**Exercise requirements:** Replicate the data exactly, every line included.

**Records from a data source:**

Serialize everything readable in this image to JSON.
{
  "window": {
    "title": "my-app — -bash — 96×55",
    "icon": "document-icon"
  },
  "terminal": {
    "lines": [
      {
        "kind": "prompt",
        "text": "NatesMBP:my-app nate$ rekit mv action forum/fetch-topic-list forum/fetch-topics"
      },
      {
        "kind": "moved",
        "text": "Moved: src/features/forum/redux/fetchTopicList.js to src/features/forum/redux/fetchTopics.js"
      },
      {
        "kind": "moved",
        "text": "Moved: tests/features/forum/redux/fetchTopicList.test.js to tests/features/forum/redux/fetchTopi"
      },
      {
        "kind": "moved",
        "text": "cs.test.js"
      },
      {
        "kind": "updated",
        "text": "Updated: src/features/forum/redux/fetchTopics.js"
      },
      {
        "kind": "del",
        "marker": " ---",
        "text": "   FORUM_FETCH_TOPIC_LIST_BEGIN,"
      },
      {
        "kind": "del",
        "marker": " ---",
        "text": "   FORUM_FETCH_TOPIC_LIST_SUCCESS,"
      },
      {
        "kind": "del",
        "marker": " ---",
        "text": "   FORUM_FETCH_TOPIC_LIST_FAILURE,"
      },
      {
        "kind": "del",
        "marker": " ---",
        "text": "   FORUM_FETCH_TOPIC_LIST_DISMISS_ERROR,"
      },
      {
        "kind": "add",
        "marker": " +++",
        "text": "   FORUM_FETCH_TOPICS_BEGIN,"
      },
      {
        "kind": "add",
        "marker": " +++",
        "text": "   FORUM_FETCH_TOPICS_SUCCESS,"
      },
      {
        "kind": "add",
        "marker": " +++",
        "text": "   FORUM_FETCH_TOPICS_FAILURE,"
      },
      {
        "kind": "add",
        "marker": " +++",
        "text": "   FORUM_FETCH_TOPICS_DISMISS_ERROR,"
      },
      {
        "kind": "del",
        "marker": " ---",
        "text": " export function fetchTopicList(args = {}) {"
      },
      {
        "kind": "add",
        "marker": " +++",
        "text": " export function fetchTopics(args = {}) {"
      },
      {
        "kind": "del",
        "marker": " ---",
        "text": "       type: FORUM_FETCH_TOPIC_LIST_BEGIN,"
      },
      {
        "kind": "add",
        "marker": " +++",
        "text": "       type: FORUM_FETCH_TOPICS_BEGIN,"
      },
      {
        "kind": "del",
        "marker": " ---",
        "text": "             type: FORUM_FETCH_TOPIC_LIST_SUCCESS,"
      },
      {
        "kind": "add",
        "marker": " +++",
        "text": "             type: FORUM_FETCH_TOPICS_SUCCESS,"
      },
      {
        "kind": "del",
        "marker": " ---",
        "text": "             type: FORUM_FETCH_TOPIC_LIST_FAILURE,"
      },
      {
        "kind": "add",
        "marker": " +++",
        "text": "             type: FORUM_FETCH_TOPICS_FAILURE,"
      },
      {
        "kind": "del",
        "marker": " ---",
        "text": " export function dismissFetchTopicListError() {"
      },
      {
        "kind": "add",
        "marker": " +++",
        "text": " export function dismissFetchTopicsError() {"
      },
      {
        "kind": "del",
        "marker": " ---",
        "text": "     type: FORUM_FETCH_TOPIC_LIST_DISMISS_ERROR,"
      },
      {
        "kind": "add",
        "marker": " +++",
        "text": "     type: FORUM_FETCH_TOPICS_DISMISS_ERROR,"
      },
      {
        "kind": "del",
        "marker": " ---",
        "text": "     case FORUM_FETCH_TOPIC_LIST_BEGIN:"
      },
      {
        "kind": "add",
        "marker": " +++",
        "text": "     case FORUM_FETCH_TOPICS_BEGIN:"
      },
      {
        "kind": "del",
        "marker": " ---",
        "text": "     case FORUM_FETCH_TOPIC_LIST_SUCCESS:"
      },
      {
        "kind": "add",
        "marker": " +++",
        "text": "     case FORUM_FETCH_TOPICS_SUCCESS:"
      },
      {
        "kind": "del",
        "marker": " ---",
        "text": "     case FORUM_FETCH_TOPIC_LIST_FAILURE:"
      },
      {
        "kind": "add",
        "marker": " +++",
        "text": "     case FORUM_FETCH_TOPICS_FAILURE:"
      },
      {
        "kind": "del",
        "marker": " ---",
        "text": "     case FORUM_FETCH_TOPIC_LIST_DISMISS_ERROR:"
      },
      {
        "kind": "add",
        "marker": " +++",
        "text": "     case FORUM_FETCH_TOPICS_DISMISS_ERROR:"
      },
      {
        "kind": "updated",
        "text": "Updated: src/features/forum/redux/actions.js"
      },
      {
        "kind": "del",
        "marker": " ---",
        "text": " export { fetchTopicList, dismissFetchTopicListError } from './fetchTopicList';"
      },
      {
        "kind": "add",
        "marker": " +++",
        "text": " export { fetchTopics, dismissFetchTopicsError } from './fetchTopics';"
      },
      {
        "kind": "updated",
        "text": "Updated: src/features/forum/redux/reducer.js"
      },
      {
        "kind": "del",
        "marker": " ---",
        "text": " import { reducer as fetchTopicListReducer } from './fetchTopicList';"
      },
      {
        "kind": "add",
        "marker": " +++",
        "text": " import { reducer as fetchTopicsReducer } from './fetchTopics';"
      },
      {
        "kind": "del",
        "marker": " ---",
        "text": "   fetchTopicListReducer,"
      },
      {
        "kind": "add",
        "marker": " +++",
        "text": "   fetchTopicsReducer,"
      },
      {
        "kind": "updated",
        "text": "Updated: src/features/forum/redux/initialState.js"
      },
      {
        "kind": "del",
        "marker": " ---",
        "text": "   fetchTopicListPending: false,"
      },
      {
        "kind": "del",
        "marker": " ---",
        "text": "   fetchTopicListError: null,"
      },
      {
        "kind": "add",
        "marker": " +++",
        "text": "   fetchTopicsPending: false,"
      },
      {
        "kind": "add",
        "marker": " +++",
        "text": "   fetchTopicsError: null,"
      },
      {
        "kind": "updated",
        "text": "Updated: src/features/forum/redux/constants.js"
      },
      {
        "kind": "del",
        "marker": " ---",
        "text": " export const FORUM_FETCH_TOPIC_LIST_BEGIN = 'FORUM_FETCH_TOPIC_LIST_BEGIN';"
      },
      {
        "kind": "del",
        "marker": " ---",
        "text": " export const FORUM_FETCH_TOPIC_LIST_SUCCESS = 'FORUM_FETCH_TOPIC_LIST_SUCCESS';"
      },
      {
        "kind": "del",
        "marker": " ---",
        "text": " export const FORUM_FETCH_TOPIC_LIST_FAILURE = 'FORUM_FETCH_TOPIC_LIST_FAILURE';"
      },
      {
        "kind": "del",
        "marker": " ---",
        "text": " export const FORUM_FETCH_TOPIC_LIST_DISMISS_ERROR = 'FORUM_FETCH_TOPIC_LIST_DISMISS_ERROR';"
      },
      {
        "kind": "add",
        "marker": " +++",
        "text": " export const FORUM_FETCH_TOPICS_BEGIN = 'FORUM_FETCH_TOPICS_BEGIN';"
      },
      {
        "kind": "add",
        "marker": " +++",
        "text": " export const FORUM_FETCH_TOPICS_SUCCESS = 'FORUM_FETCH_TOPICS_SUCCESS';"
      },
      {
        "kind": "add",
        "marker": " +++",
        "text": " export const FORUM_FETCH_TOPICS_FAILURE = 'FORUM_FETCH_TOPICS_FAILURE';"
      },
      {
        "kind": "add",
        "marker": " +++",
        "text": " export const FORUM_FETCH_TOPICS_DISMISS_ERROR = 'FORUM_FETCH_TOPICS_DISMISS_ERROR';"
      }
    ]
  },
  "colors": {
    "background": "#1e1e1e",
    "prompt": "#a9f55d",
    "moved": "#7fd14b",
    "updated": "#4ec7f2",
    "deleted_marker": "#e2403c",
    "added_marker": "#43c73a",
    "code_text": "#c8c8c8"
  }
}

**Written answer:**
Serialize everything readable in this image to JSON.
{
  "window": {
    "title": "my-app — -bash — 96×55",
    "icon": "document-icon"
  },
  "terminal": {
    "lines": [
      {
        "kind": "prompt",
        "text": "NatesMBP:my-app nate$ rekit mv action forum/fetch-topic-list forum/fetch-topics"
      },
      {
        "kind": "moved",
        "text": "Moved: src/features/forum/redux/fetchTopicList.js to src/features/forum/redux/fetchTopics.js"
      },
      {
        "kind": "moved",
        "text": "Moved: tests/features/forum/redux/fetchTopicList.test.js to tests/features/forum/redux/fetchTopi"
      },
      {
        "kind": "moved",
        "text": "cs.test.js"
      },
      {
        "kind": "updated",
        "text": "Updated: src/features/forum/redux/fetchTopics.js"
      },
      {
        "kind": "del",
        "marker": " ---",
        "text": "   FORUM_FETCH_TOPIC_LIST_BEGIN,"
      },
      {
        "kind": "del",
        "marker": " ---",
        "text": "   FORUM_FETCH_TOPIC_LIST_SUCCESS,"
      },
      {
        "kind": "del",
        "marker": " ---",
        "text": "   FORUM_FETCH_TOPIC_LIST_FAILURE,"
      },
      {
        "kind": "del",
        "marker": " ---",
        "text": "   FORUM_FETCH_TOPIC_LIST_DISMISS_ERROR,"
      },
      {
        "kind": "add",
        "marker": " +++",
        "text": "   FORUM_FETCH_TOPICS_BEGIN,"
      },
      {
        "kind": "add",
        "marker": " +++",
        "text": "   FORUM_FETCH_TOPICS_SUCCESS,"
      },
      {
        "kind": "add",
        "marker": " +++",
        "text": "   FORUM_FETCH_TOPICS_FAILURE,"
      },
      {
        "kind": "add",
        "marker": " +++",
        "text": "   FORUM_FETCH_TOPICS_DISMISS_ERROR,"
      },
      {
        "kind": "del",
        "marker": " ---",
        "text": " export function fetchTopicList(args = {}) {"
      },
      {
        "kind": "add",
        "marker": " +++",
        "text": " export function fetchTopics(args = {}) {"
      },
      {
        "kind": "del",
        "marker": " ---",
        "text": "       type: FORUM_FETCH_TOPIC_LIST_BEGIN,"
      },
      {
        "kind": "add",
        "marker": " +++",
        "text": "       type: FORUM_FETCH_TOPICS_BEGIN,"
      },
      {
        "kind": "del",
        "marker": " ---",
        "text": "             type: FORUM_FETCH_TOPIC_LIST_SUCCESS,"
      },
      {
        "kind": "add",
        "marker": " +++",
        "text": "             type: FORUM_FETCH_TOPICS_SUCCESS,"
      },
      {
        "kind": "del",
        "marker": " ---",
        "text": "             type: FORUM_FETCH_TOPIC_LIST_FAILURE,"
      },
      {
        "kind": "add",
        "marker": " +++",
        "text": "             type: FORUM_FETCH_TOPICS_FAILURE,"
      },
      {
        "kind": "del",
        "marker": " ---",
        "text": " export function dismissFetchTopicListError() {"
      },
      {
        "kind": "add",
        "marker": " +++",
        "text": " export function dismissFetchTopicsError() {"
      },
      {
        "kind": "del",
        "marker": " ---",
        "text": "     type: FORUM_FETCH_TOPIC_LIST_DISMISS_ERROR,"
      },
      {
        "kind": "add",
        "marker": " +++",
        "text": "     type: FORUM_FETCH_TOPICS_DISMISS_ERROR,"
      },
      {
        "kind": "del",
        "marker": " ---",
        "text": "     case FORUM_FETCH_TOPIC_LIST_BEGIN:"
      },
      {
        "kind": "add",
        "marker": " +++",
        "text": "     case FORUM_FETCH_TOPICS_BEGIN:"
      },
      {
        "kind": "del",
        "marker": " ---",
        "text": "     case FORUM_FETCH_TOPIC_LIST_SUCCESS:"
      },
      {
        "kind": "add",
        "marker": " +++",
        "text": "     case FORUM_FETCH_TOPICS_SUCCESS:"
      },
      {
        "kind": "del",
        "marker": " ---",
        "text": "     case FORUM_FETCH_TOPIC_LIST_FAILURE:"
      },
      {
        "kind": "add",
        "marker": " +++",
        "text": "     case FORUM_FETCH_TOPICS_FAILURE:"
      },
      {
        "kind": "del",
        "marker": " ---",
        "text": "     case FORUM_FETCH_TOPIC_LIST_DISMISS_ERROR:"
      },
      {
        "kind": "add",
        "marker": " +++",
        "text": "     case FORUM_FETCH_TOPICS_DISMISS_ERROR:"
      },
      {
        "kind": "updated",
        "text": "Updated: src/features/forum/redux/actions.js"
      },
      {
        "kind": "del",
        "marker": " ---",
        "text": " export { fetchTopicList, dismissFetchTopicListError } from './fetchTopicList';"
      },
      {
        "kind": "add",
        "marker": " +++",
        "text": " export { fetchTopics, dismissFetchTopicsError } from './fetchTopics';"
      },
      {
        "kind": "updated",
        "text": "Updated: src/features/forum/redux/reducer.js"
      },
      {
        "kind": "del",
        "marker": " ---",
        "text": " import { reducer as fetchTopicListReducer } from './fetchTopicList';"
      },
      {
        "kind": "add",
        "marker": " +++",
        "text": " import { reducer as fetchTopicsReducer } from './fetchTopics';"
      },
      {
        "kind": "del",
        "marker": " ---",
        "text": "   fetchTopicListReducer,"
      },
      {
        "kind": "add",
        "marker": " +++",
        "text": "   fetchTopicsReducer,"
      },
      {
        "kind": "updated",
        "text": "Updated: src/features/forum/redux/initialState.js"
      },
      {
        "kind": "del",
        "marker": " ---",
        "text": "   fetchTopicListPending: false,"
      },
      {
        "kind": "del",
        "marker": " ---",
        "text": "   fetchTopicListError: null,"
      },
      {
        "kind": "add",
        "marker": " +++",
        "text": "   fetchTopicsPending: false,"
      },
      {
        "kind": "add",
        "marker": " +++",
        "text": "   fetchTopicsError: null,"
      },
      {
        "kind": "updated",
        "text": "Updated: src/features/forum/redux/constants.js"
      },
      {
        "kind": "del",
        "marker": " ---",
        "text": " export const FORUM_FETCH_TOPIC_LIST_BEGIN = 'FORUM_FETCH_TOPIC_LIST_BEGIN';"
      },
      {
        "kind": "del",
        "marker": " ---",
        "text": " export const FORUM_FETCH_TOPIC_LIST_SUCCESS = 'FORUM_FETCH_TOPIC_LIST_SUCCESS';"
      },
      {
        "kind": "del",
        "marker": " ---",
        "text": " export const FORUM_FETCH_TOPIC_LIST_FAILURE = 'FORUM_FETCH_TOPIC_LIST_FAILURE';"
      },
      {
        "kind": "del",
        "marker": " ---",
        "text": " export const FORUM_FETCH_TOPIC_LIST_DISMISS_ERROR = 'FORUM_FETCH_TOPIC_LIST_DISMISS_ERROR';"
      },
      {
        "kind": "add",
        "marker": " +++",
        "text": " export const FORUM_FETCH_TOPICS_BEGIN = 'FORUM_FETCH_TOPICS_BEGIN';"
      },
      {
        "kind": "add",
        "marker": " +++",
        "text": " export const FORUM_FETCH_TOPICS_SUCCESS = 'FORUM_FETCH_TOPICS_SUCCESS';"
      },
      {
        "kind": "add",
        "marker": " +++",
        "text": " export const FORUM_FETCH_TOPICS_FAILURE = 'FORUM_FETCH_TOPICS_FAILURE';"
      },
      {
        "kind": "add",
        "marker": " +++",
        "text": " export const FORUM_FETCH_TOPICS_DISMISS_ERROR = 'FORUM_FETCH_TOPICS_DISMISS_ERROR';"
      }
    ]
  },
  "colors": {
    "background": "#1e1e1e",
    "prompt": "#a9f55d",
    "moved": "#7fd14b",
    "updated": "#4ec7f2",
    "deleted_marker": "#e2403c",
    "added_marker": "#43c73a",
    "code_text": "#c8c8c8"
  }
}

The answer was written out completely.